This year, Jake Carpenter, Mikul Wing, and Louis Kha, otherwise known as the Chicago-based trio Autograf, have become one of the the rising groups in EDM. They’ve been living up to their title as one of the “artists taking American dance music to the next level in 2016” as named by Mixmag. From releasing their first EP Future Soup to putting on their first headlining tour Metaphysical Tour, 2016 has been quite the year for the three, and they’re really setting the bar high for electronic music production. But leading up to this point, it seems as though they have gone through a journey to merge their passions of visual and performing arts and establishing a unique, musical experience for their fans. They’ve really come a long way since creating sculptures and remixing songs. Beyond their dreamy sounds and pop art, Autograf have redefined the expectations of being an artist.
At Euphoria Music Festival in Austin, TX, I got a chance to sit with Autograf and talk about their past experiences that helped to culminate their most recent imagery and artistry.
Having an art background, you started Autograf to do art. And now, you seem to combine two different art forms – visual arts and performing arts. At what point did your desires to produce visual art transition over to making music?
Jake: I think music was always there. We were looking more for a venue, a reason to bring people together to look at some art. And that’s how the shows started. They were just like little private parties.
Mikul: In general Autograf was an outlet for all things created by us via music or art. So it was always going hand in hand.
Louis: Basically, I think prior to starting Autograf, we were all doing music more. And I know these guys [Mikul and Jake] wanted to get back into art.
You incorporate live percussion instruments in your music. And I love that you incorporate the [vibraphone], but I have to ask how it first got involved and became a regular part of your music?
Jake: It was Louis’ idea.
Louis: I’ve known these guys now for 5, 6, 7 years. I knew that Jake played the piano and stuff like that. One day, we were having casual conversations, and we were already a year into the project. Jake mentioned off-hand that he played the vibraphone or marimba in high school. And I was like “Are you shittin’ me?” I thought that it was a pretty cool, unique instrument, so pretty much the next day, we went and bought one.
Jake: I hadn’t even thought about it because the vibraphone or marimba are huge heavy instruments. And you know, it’s just not something you could do. But then I looked it up and sure enough, there was an electronic one. So that’s what we did.
When you are on tour and performing live, do you all rotate with who does what for a set or do you have specific roles?
Mikul: For our live show, we all have our individual roles. But when we’re DJing, we kind of switch off.
You guys recently released your debut EP Future Soup. Can you tell us where exactly Future Soup originated from?
Louis: Future Soup was the very first creation we made as a group.
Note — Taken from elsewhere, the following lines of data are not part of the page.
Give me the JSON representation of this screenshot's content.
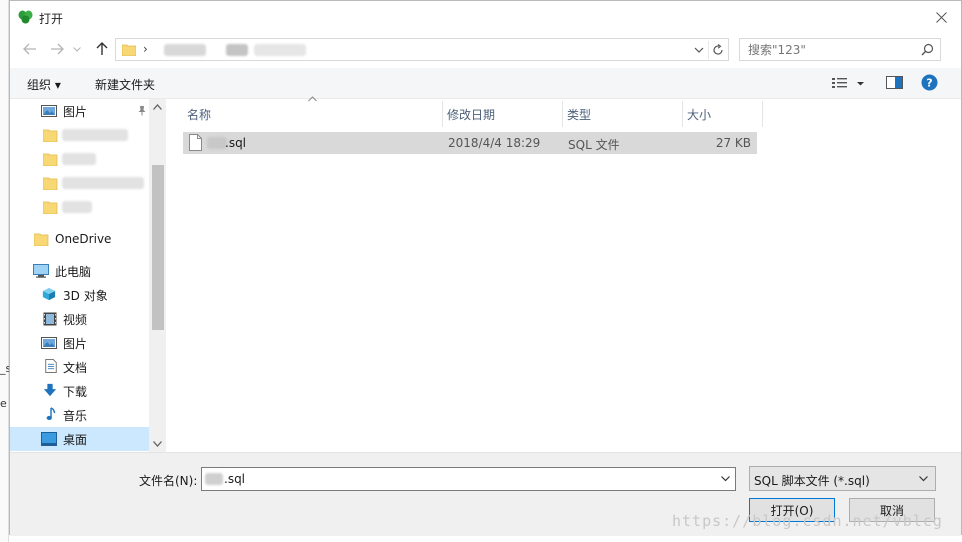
{
  "window": {
    "title": "打开",
    "icon": "app-leaf-icon",
    "close_icon": "close-icon"
  },
  "address": {
    "separator": "›",
    "search_placeholder": "搜索\"123\""
  },
  "toolbar": {
    "organize_label": "组织 ▾",
    "new_folder_label": "新建文件夹"
  },
  "nav": {
    "quick_access_pictures": "图片",
    "onedrive": "OneDrive",
    "this_pc": "此电脑",
    "objects_3d": "3D 对象",
    "videos": "视频",
    "pictures": "图片",
    "documents": "文档",
    "downloads": "下载",
    "music": "音乐",
    "desktop": "桌面"
  },
  "columns": {
    "name": "名称",
    "modified": "修改日期",
    "type": "类型",
    "size": "大小"
  },
  "files": [
    {
      "name": ".sql",
      "modified": "2018/4/4 18:29",
      "type": "SQL 文件",
      "size": "27 KB"
    }
  ],
  "bottom": {
    "filename_label": "文件名(N):",
    "filename_value": ".sql",
    "filetype_value": "SQL 脚本文件 (*.sql)",
    "open_button": "打开(O)",
    "cancel_button": "取消"
  },
  "watermark": "https://blog.csdn.net/vblcg",
  "background_fragments": [
    "_s",
    "e"
  ],
  "colors": {
    "accent": "#0078d7",
    "selected_row": "#d9d9d9",
    "nav_selected": "#cce8ff",
    "folder": "#f8d775"
  }
}
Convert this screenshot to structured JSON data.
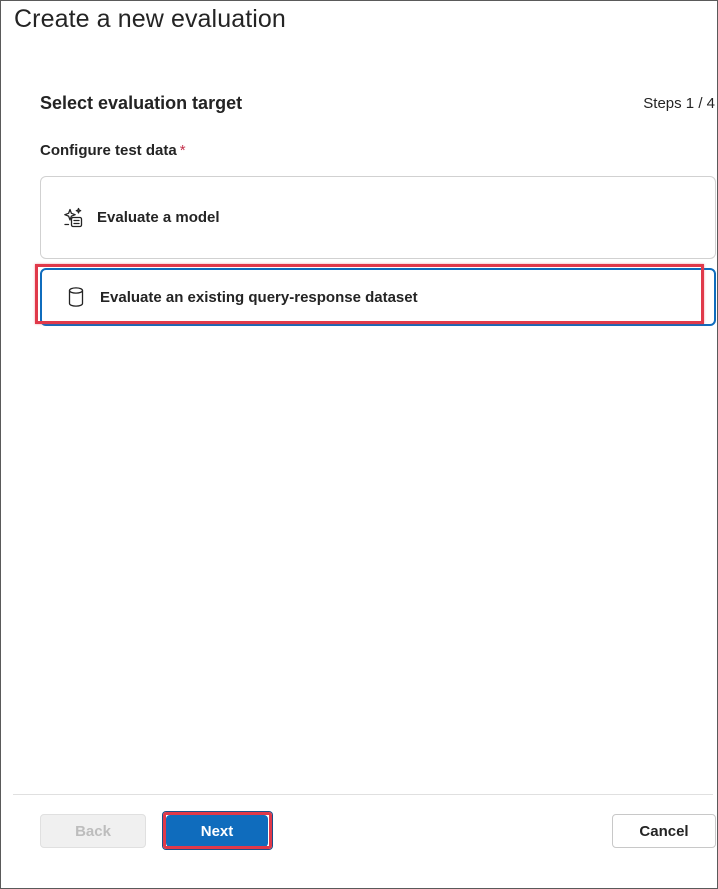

Like we said, the group started initially as an art project, and the first thing we made was a sculpture called Future Soup.
Mikul: It was a really tall, 8 feet tall, 5 feet by 5 feet sculpture, weighs about 800 lbs. It was stored in my parents’ garage for a year and a half after we built it.
Louis: We had this idea to throw a party that was like Boiler Room-meets-art installation party. We transformed the whole stage at the House of Blues into an art installation. It was pop art themed – the concept. Future Soup was the first thing we made, so that kind of stuck with us. The imagery and the whole meaning behind it, all the way 2 years later, up to today when we decided what the EP would be and what the concept for it would be. So it seemed natural for us to go back to the reason why we started in the first place.
I know you had the Metaphysical tour this year, which you kicked off at Webster Hall in New York. What did you learn from that experience?
Jake: I think from that show, I learned that Four Loko is really, really sticky. I also realized that their green room, isn’t really a green room. It was packed in there, and I just remember being squished in there. But, that’s what made that night memorable — all the sticky Four Loko and the packed green room. It was an awesome night.
Louis: We probably learned that we should protect our gear better. We set up our gear inside, and then went to go out, and when we came back after the massive Four Loko party, our shit had Four Loko all over it. But we plugged it in, and it ended up working. So that being said, our equipment is sitting next to the river right now, and I hope it’s okay.
Before you became Autograf, did you attend festivals when you were younger?
Jake: I never went to any festivals… ever.
Louis: I was the same way. I grew up in Virginia where there aren’t really any festivals. Whereas Mikul…
Mikul: I grew up in Chicago. I went to Lollapalooza, I used to hop the fence. I got to see Daft Punk there.
So now that you’re on the other end of it, how does it feel?
Mikul: It’s really cool. If I could inspire people the way Daft Punk inspired me, that’d be amazing.